It’s the phrase ‘Mark my footsteps’ that somehow resonates down the centuries to those readers who might be struggling to make headway in those storms we are presently facing. It is as if the eternal way-maker – Jesus – is calling weary followers to get back in step; to stop trying to make it on their own. For the God we serve is the one who ‘goes before us.’ [iv] He is the one who initiated life’s journey and has provided sufficient  grace for our success. It is He who sets the pace that will enable us to reach our destination. So, for those feeling overwhelmed by the adverse conditions we are currently facing and ready to give up, maybe this is a moment in time when we need to get back in-time and in-tune with a loving heavenly father in whose footsteps we are called to follow. With that, I am reminded of this:

‘My lack of piano practice was blatantly obvious to my incredibly patient, kind-hearted music teacher. Miss Smith was an accomplished musician sourcing a small income from offering piano lessons. As a senior citizen trying her best to make proficient pianists out of her protegee’s, her encouraging words all too often fell on deaf ears. Anyone with a shred of musical skill could tell that I was murdering Ludwig van Beethoven’s first movement of his Moonlight Sonata. I was out of tune and out of time. To quote a famous comedian, ‘I was playing all the right notes, but maybe not in the right order!

This was a much-needed ‘Metronome Moment’. Using the small wooden pyramid shaped box that sat on top of the upright grand piano, it was hoped that some measure of musical melody could be restored to my erratic playing.
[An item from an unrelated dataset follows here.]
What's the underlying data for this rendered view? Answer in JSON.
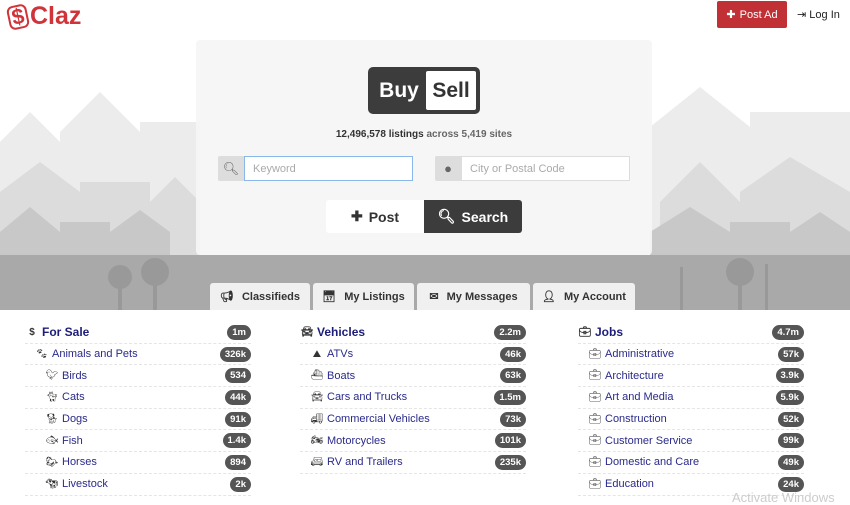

This clockwork machine, no taller than an average book, produced an audible click from its swinging arm.  The Metronome was intended to restore some semblance of rhythm to my reckless attempt to replicate what the original composer intended. 

[v]“Are you tired? Worn out? Burned out on religion? Come to me. Get away with me and you’ll recover your life. I’ll show you how to take a real rest. Walk with me and work with me-watch how I do it. Learn the unforced rhythms of grace. I won’t lay anything heavy or ill-fitting on you. Keep company with me and you’ll learn to live freely and lightly,”

Maybe this is a Christ-like version of a ‘Metronome Moment.’ Taking time out in order to restore some semblance of rhythms to our manic lives. To learn ‘the unforced rhythms of grace’ will require, as Jesus said, a need to ‘walk with’ and ‘work with’ the one who lived in perfect harmony with his heavenly father.’ [vi] To hear our kind-hearted king say, ‘Mark my footsteps.’

For those entrepreneurial thinkers who, with the best of intentions, started an adventure of faith with fortitude and now find themselves wanting to give up – maybe this is a Metronome Moment. What if over the Christmas and New Year period we press the pause button on what has become more of a slow-slog than a sprint and, in so doing, take-stock by asking ourselves whether or not we have:

  • Gone off Piste
  • Struck-out on our own
  • Become independent rather than interdependent
  • Dropped our guard and suffered a knockout-blow
  • Become no longer in-time or in-tune with Gods rhythm of grace
  • Lost the tension necessary to harmonize God’s original intention with our actions

Maybe it is time to ‘Mark [God’s] footsteps’ in the snow – to get back in line with Him. To re-calibrate our activities with God’s original intention, that first caused us to set-out on this venture. Or in the language of so many self-help books and managerial motivational talks, ‘When the going gets tough, the tough get going!’

PRAYER: ‘Heavenly Father, you are the kind-hearted king who I willingly follow. However, honesty demands that I acknowledge that I have become weary in well-doing, I’ve dropped my guard, tended to go-it-alone and lost that spiritual tension that use to drive me onwards. Help me today to ‘mark your footsteps’ for my life, to get back in line with your grace and go at the pace you have set for me and those things you have called me to carry to this generation. Amen.’

Chris Spicer 2022

[i] Galatians 6:9

[ii] John 4:5, KJV

[iii] Matthew 5:3, MSG

[iv] Deuteronomy 31:8

[v] Matthew 11:28-30 MSG

[vi] Extract from my forthcoming book ‘If You’re Not Dead, then God’s Not Done.’